With nearly 100 million US adults online and more than half of them
reportedly using the World Wide Web to access health-related content, the
Internet has undoubtedly become one of the most popular and frequently used
sources of medical information.1 As consumers
increasingly rely on the Web for answers to health queries large and small,
however, concern about the value of e-health information increases in the
medical community. In 1997 Impicciatore et al2
reported considerable variability in the accuracy and completeness of health
information on the Internet. A plethora of inaccurate and even potentially
life-threatening content readily accessible to anyone with a modem and an
Internet browser supports the validity of that concern. For instance, Crocco
et al3 reported that inaccurate Internet information
contributed to harm in a 1-year-old boy with diarrhea.
Some tools below are only available to our subscribers or users with an online account.
Download citation file:
Web of Science® Times Cited: 39
Customize your page view by dragging & repositioning the boxes below.
More Listings atJAMACareerCenter.com >
Enter your username and email address. We'll send you a link to reset your password.

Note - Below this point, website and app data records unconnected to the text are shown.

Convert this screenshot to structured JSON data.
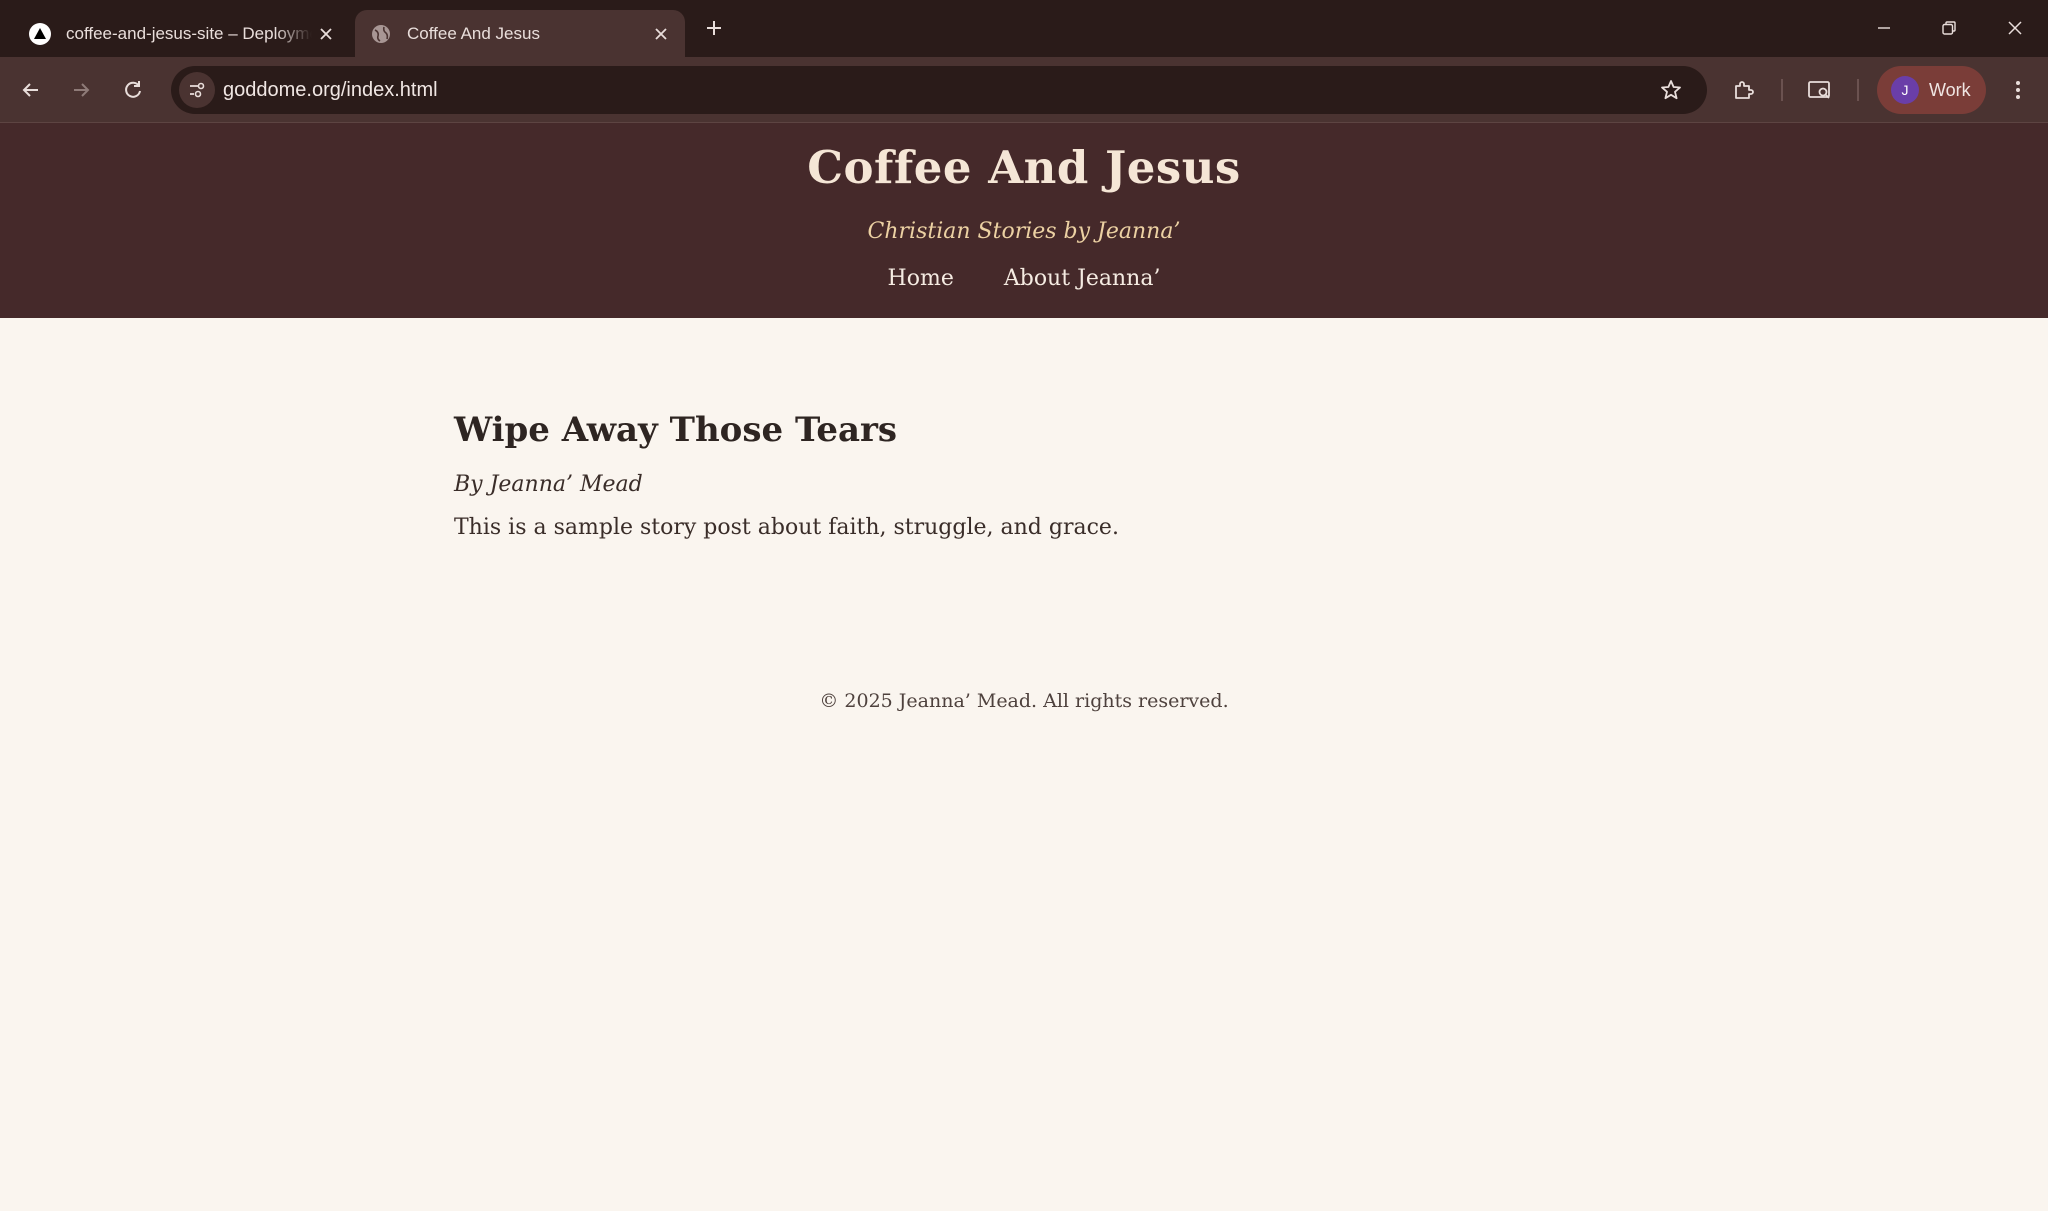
{
  "browser": {
    "tabs": [
      {
        "title": "coffee-and-jesus-site – Deployment",
        "active": false,
        "favicon": "vercel-triangle-icon"
      },
      {
        "title": "Coffee And Jesus",
        "active": true,
        "favicon": "globe-icon"
      }
    ],
    "url": "goddome.org/index.html",
    "profile": {
      "initial": "J",
      "label": "Work"
    }
  },
  "site": {
    "title": "Coffee And Jesus",
    "tagline": "Christian Stories by Jeanna’",
    "nav": [
      {
        "label": "Home"
      },
      {
        "label": "About Jeanna’"
      }
    ]
  },
  "post": {
    "title": "Wipe Away Those Tears",
    "byline": "By Jeanna’ Mead",
    "body": "This is a sample story post about faith, struggle, and grace."
  },
  "footer": {
    "text": "© 2025 Jeanna’ Mead. All rights reserved."
  },
  "colors": {
    "header_bg": "#45292a",
    "page_bg": "#faf5ef",
    "tagline": "#ecd1a3",
    "chrome_bg": "#2a1b19"
  }
}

Enter your username and email address. We'll send instructions on how to reset your password to the email address we have on record.

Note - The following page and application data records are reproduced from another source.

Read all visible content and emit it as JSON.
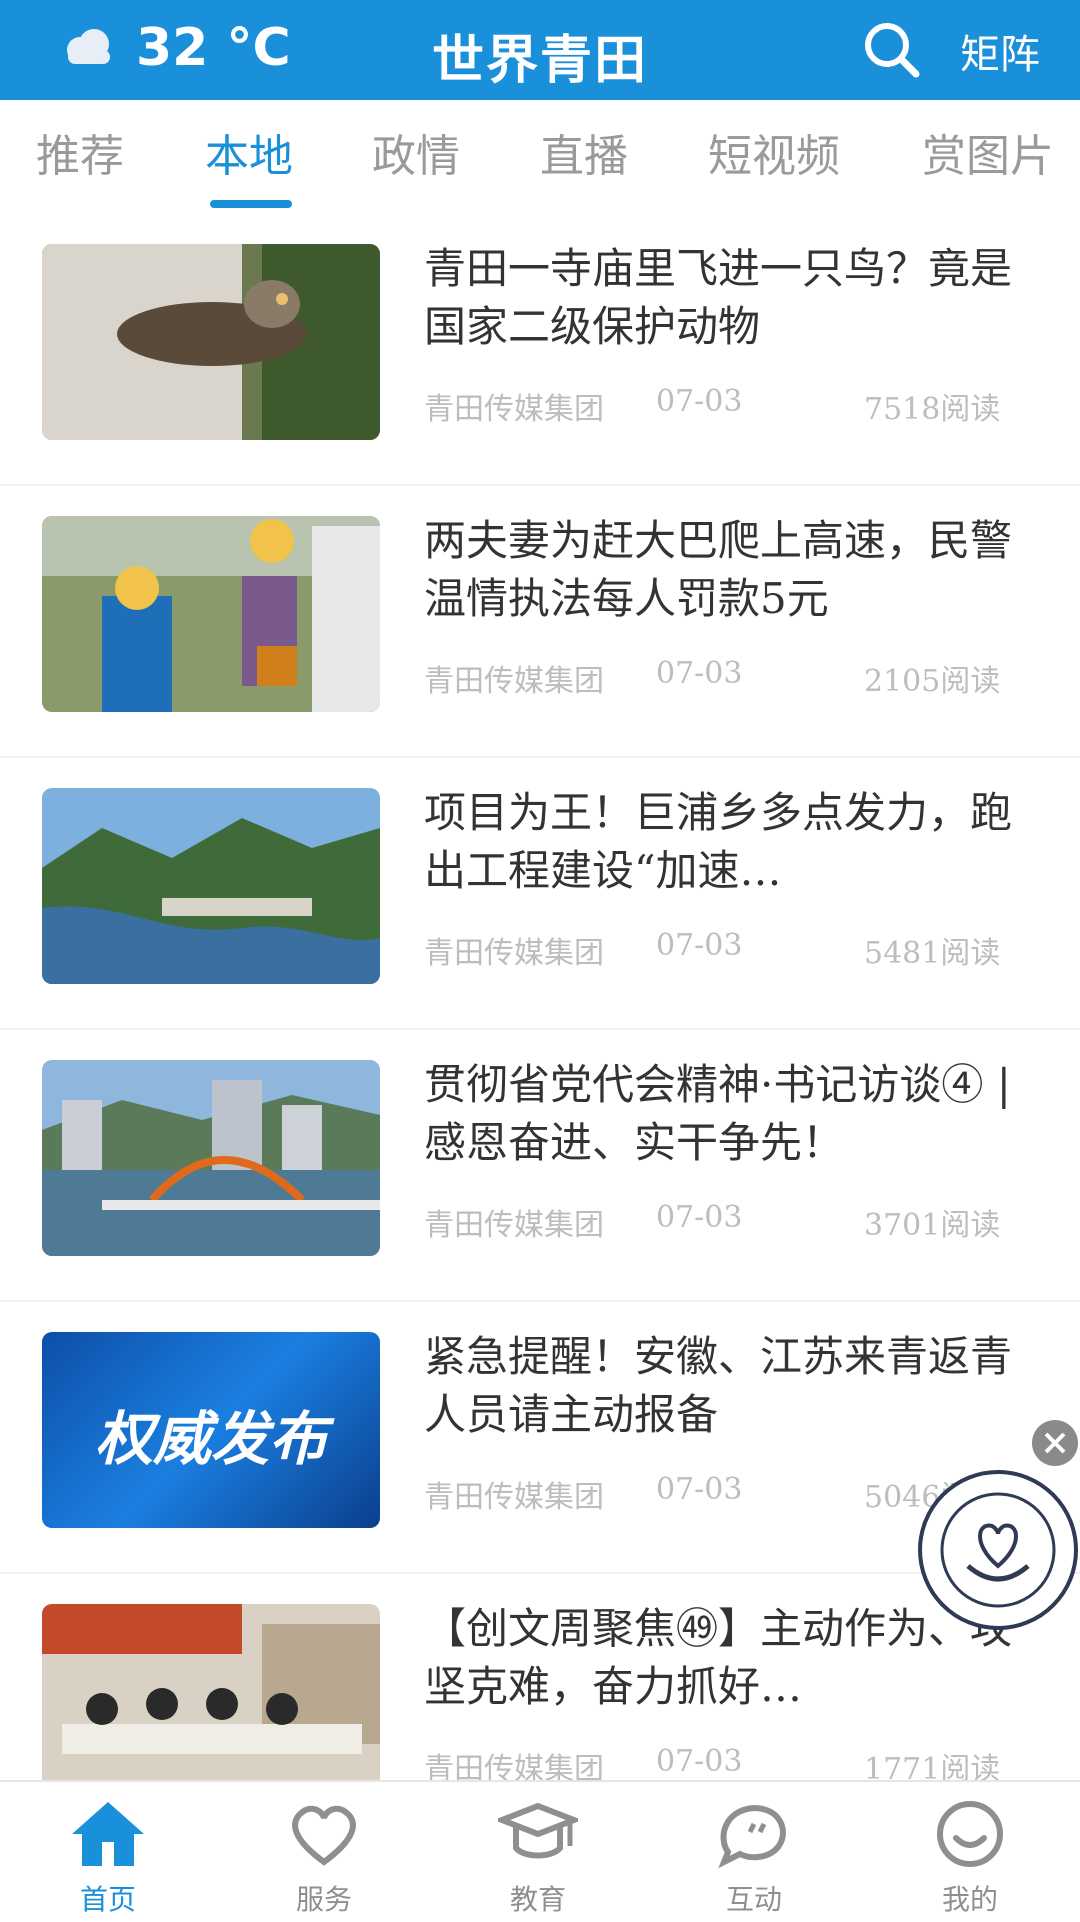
{
  "header": {
    "temperature": "32 °C",
    "title": "世界青田",
    "search_icon": "search-icon",
    "matrix_label": "矩阵",
    "weather_icon": "cloud-icon",
    "bg_color": "#1a8fda"
  },
  "tabs": [
    {
      "label": "推荐",
      "active": false
    },
    {
      "label": "本地",
      "active": true
    },
    {
      "label": "政情",
      "active": false
    },
    {
      "label": "直播",
      "active": false
    },
    {
      "label": "短视频",
      "active": false
    },
    {
      "label": "赏图片",
      "active": false
    }
  ],
  "articles": [
    {
      "title": "青田一寺庙里飞进一只鸟？竟是国家二级保护动物",
      "source": "青田传媒集团",
      "date": "07-03",
      "reads": "7518阅读"
    },
    {
      "title": "两夫妻为赶大巴爬上高速，民警温情执法每人罚款5元",
      "source": "青田传媒集团",
      "date": "07-03",
      "reads": "2105阅读"
    },
    {
      "title": "项目为王！巨浦乡多点发力，跑出工程建设“加速…",
      "source": "青田传媒集团",
      "date": "07-03",
      "reads": "5481阅读"
    },
    {
      "title": "贯彻省党代会精神·书记访谈④ | 感恩奋进、实干争先！",
      "source": "青田传媒集团",
      "date": "07-03",
      "reads": "3701阅读"
    },
    {
      "title": "紧急提醒！安徽、江苏来青返青人员请主动报备",
      "source": "青田传媒集团",
      "date": "07-03",
      "reads": "5046阅读",
      "thumb_text": "权威发布"
    },
    {
      "title": "【创文周聚焦㊾】主动作为、攻坚克难，奋力抓好…",
      "source": "青田传媒集团",
      "date": "07-03",
      "reads": "1771阅读"
    }
  ],
  "float_badge": {
    "close_icon": "close-icon",
    "logo": "foundation-logo"
  },
  "bottom_nav": [
    {
      "label": "首页",
      "icon": "home-icon",
      "active": true
    },
    {
      "label": "服务",
      "icon": "heart-icon",
      "active": false
    },
    {
      "label": "教育",
      "icon": "graduation-cap-icon",
      "active": false
    },
    {
      "label": "互动",
      "icon": "chat-bubble-icon",
      "active": false
    },
    {
      "label": "我的",
      "icon": "smiley-icon",
      "active": false
    }
  ]
}
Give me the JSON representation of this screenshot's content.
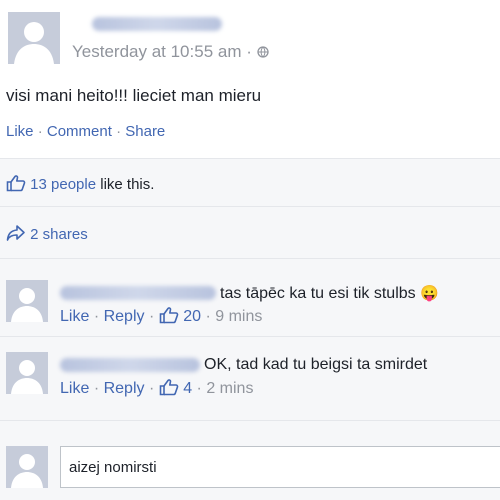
{
  "post": {
    "timestamp": "Yesterday at 10:55 am",
    "timestamp_suffix": "·",
    "privacy_icon": "globe-icon",
    "text": "visi mani heito!!! lieciet man mieru",
    "actions": {
      "like": "Like",
      "comment": "Comment",
      "share": "Share",
      "separator": "·"
    },
    "likes": {
      "count_text": "13 people",
      "suffix": "like this."
    },
    "shares": {
      "text": "2 shares"
    }
  },
  "comments": [
    {
      "text": "tas tāpēc ka tu esi tik stulbs",
      "emoji": "😛",
      "like": "Like",
      "reply": "Reply",
      "like_count": "20",
      "time": "9 mins",
      "separator": "·"
    },
    {
      "text": "OK, tad kad tu beigsi ta smirdet",
      "like": "Like",
      "reply": "Reply",
      "like_count": "4",
      "time": "2 mins",
      "separator": "·"
    }
  ],
  "reply_box": {
    "value": "aizej nomirsti"
  },
  "colors": {
    "link": "#4267b2",
    "muted": "#90949c",
    "band": "#f6f7f9",
    "avatar_bg": "#c6ccda"
  }
}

Athens and Shibboleth are access management services that provide single sign-on to protected resources. They replace the multiple user names and passwords necessary to access subscription-based content with a single user name and password that can be entered once per session. It operates independently of a user's location or IP address. If your institution uses Athens or Shibboleth authentication, please contact your site administrator to receive your user name and password.